→ DIRECTIONS: Retype all of the records precisely.
(Beginning of MATERIAL PROVIDED)
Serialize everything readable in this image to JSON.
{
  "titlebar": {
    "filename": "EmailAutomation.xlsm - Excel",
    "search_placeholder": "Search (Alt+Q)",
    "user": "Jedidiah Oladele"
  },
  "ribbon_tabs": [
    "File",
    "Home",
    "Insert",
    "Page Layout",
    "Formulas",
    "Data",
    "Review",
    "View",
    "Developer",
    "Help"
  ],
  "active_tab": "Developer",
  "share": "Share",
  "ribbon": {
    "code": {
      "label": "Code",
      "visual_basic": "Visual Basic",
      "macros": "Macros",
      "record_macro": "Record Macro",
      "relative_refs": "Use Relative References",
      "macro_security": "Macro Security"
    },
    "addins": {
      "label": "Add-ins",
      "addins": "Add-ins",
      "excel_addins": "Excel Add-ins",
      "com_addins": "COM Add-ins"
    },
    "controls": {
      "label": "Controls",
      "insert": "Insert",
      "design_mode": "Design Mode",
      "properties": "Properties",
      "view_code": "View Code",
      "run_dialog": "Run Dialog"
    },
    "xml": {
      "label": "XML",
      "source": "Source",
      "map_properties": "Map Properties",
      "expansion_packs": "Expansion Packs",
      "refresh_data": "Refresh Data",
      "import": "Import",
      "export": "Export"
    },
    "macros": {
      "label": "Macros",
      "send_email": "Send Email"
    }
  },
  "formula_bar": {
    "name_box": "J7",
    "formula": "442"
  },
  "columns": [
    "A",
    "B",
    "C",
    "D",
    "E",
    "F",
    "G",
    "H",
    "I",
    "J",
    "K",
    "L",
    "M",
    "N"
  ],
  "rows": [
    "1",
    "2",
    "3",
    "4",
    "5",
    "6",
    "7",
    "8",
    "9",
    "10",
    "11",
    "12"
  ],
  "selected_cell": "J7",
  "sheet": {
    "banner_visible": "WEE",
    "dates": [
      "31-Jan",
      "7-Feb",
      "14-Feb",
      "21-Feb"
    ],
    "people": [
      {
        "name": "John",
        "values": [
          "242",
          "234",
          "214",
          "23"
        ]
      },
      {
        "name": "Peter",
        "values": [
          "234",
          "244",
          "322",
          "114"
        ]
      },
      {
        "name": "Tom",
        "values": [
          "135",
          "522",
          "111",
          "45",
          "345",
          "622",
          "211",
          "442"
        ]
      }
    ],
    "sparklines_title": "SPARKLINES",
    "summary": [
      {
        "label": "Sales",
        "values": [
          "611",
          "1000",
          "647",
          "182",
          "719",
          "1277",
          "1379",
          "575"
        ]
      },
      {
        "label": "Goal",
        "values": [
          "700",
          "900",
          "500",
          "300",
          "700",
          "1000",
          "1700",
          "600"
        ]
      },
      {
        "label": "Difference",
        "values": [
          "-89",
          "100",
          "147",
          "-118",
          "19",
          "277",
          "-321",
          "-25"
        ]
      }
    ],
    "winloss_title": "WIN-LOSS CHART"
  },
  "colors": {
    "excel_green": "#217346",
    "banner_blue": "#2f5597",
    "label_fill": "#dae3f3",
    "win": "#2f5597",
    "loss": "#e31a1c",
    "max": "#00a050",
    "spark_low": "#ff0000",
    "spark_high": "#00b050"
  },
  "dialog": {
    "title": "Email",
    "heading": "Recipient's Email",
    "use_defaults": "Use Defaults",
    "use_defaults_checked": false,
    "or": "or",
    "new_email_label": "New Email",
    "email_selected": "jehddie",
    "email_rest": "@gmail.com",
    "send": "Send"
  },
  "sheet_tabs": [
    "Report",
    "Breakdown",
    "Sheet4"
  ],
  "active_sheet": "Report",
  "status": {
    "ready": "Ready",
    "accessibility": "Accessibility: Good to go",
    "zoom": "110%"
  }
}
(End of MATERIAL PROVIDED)
→ RESULT OF THIS TASK:
Serialize everything readable in this image to JSON.
{
  "titlebar": {
    "filename": "EmailAutomation.xlsm - Excel",
    "search_placeholder": "Search (Alt+Q)",
    "user": "Jedidiah Oladele"
  },
  "ribbon_tabs": [
    "File",
    "Home",
    "Insert",
    "Page Layout",
    "Formulas",
    "Data",
    "Review",
    "View",
    "Developer",
    "Help"
  ],
  "active_tab": "Developer",
  "share": "Share",
  "ribbon": {
    "code": {
      "label": "Code",
      "visual_basic": "Visual Basic",
      "macros": "Macros",
      "record_macro": "Record Macro",
      "relative_refs": "Use Relative References",
      "macro_security": "Macro Security"
    },
    "addins": {
      "label": "Add-ins",
      "addins": "Add-ins",
      "excel_addins": "Excel Add-ins",
      "com_addins": "COM Add-ins"
    },
    "controls": {
      "label": "Controls",
      "insert": "Insert",
      "design_mode": "Design Mode",
      "properties": "Properties",
      "view_code": "View Code",
      "run_dialog": "Run Dialog"
    },
    "xml": {
      "label": "XML",
      "source": "Source",
      "map_properties": "Map Properties",
      "expansion_packs": "Expansion Packs",
      "refresh_data": "Refresh Data",
      "import": "Import",
      "export": "Export"
    },
    "macros": {
      "label": "Macros",
      "send_email": "Send Email"
    }
  },
  "formula_bar": {
    "name_box": "J7",
    "formula": "442"
  },
  "columns": [
    "A",
    "B",
    "C",
    "D",
    "E",
    "F",
    "G",
    "H",
    "I",
    "J",
    "K",
    "L",
    "M",
    "N"
  ],
  "rows": [
    "1",
    "2",
    "3",
    "4",
    "5",
    "6",
    "7",
    "8",
    "9",
    "10",
    "11",
    "12"
  ],
  "selected_cell": "J7",
  "sheet": {
    "banner_visible": "WEE",
    "dates": [
      "31-Jan",
      "7-Feb",
      "14-Feb",
      "21-Feb"
    ],
    "people": [
      {
        "name": "John",
        "values": [
          "242",
          "234",
          "214",
          "23"
        ]
      },
      {
        "name": "Peter",
        "values": [
          "234",
          "244",
          "322",
          "114"
        ]
      },
      {
        "name": "Tom",
        "values": [
          "135",
          "522",
          "111",
          "45",
          "345",
          "622",
          "211",
          "442"
        ]
      }
    ],
    "sparklines_title": "SPARKLINES",
    "summary": [
      {
        "label": "Sales",
        "values": [
          "611",
          "1000",
          "647",
          "182",
          "719",
          "1277",
          "1379",
          "575"
        ]
      },
      {
        "label": "Goal",
        "values": [
          "700",
          "900",
          "500",
          "300",
          "700",
          "1000",
          "1700",
          "600"
        ]
      },
      {
        "label": "Difference",
        "values": [
          "-89",
          "100",
          "147",
          "-118",
          "19",
          "277",
          "-321",
          "-25"
        ]
      }
    ],
    "winloss_title": "WIN-LOSS CHART"
  },
  "colors": {
    "excel_green": "#217346",
    "banner_blue": "#2f5597",
    "label_fill": "#dae3f3",
    "win": "#2f5597",
    "loss": "#e31a1c",
    "max": "#00a050",
    "spark_low": "#ff0000",
    "spark_high": "#00b050"
  },
  "dialog": {
    "title": "Email",
    "heading": "Recipient's Email",
    "use_defaults": "Use Defaults",
    "use_defaults_checked": false,
    "or": "or",
    "new_email_label": "New Email",
    "email_selected": "jehddie",
    "email_rest": "@gmail.com",
    "send": "Send"
  },
  "sheet_tabs": [
    "Report",
    "Breakdown",
    "Sheet4"
  ],
  "active_sheet": "Report",
  "status": {
    "ready": "Ready",
    "accessibility": "Accessibility: Good to go",
    "zoom": "110%"
  }
}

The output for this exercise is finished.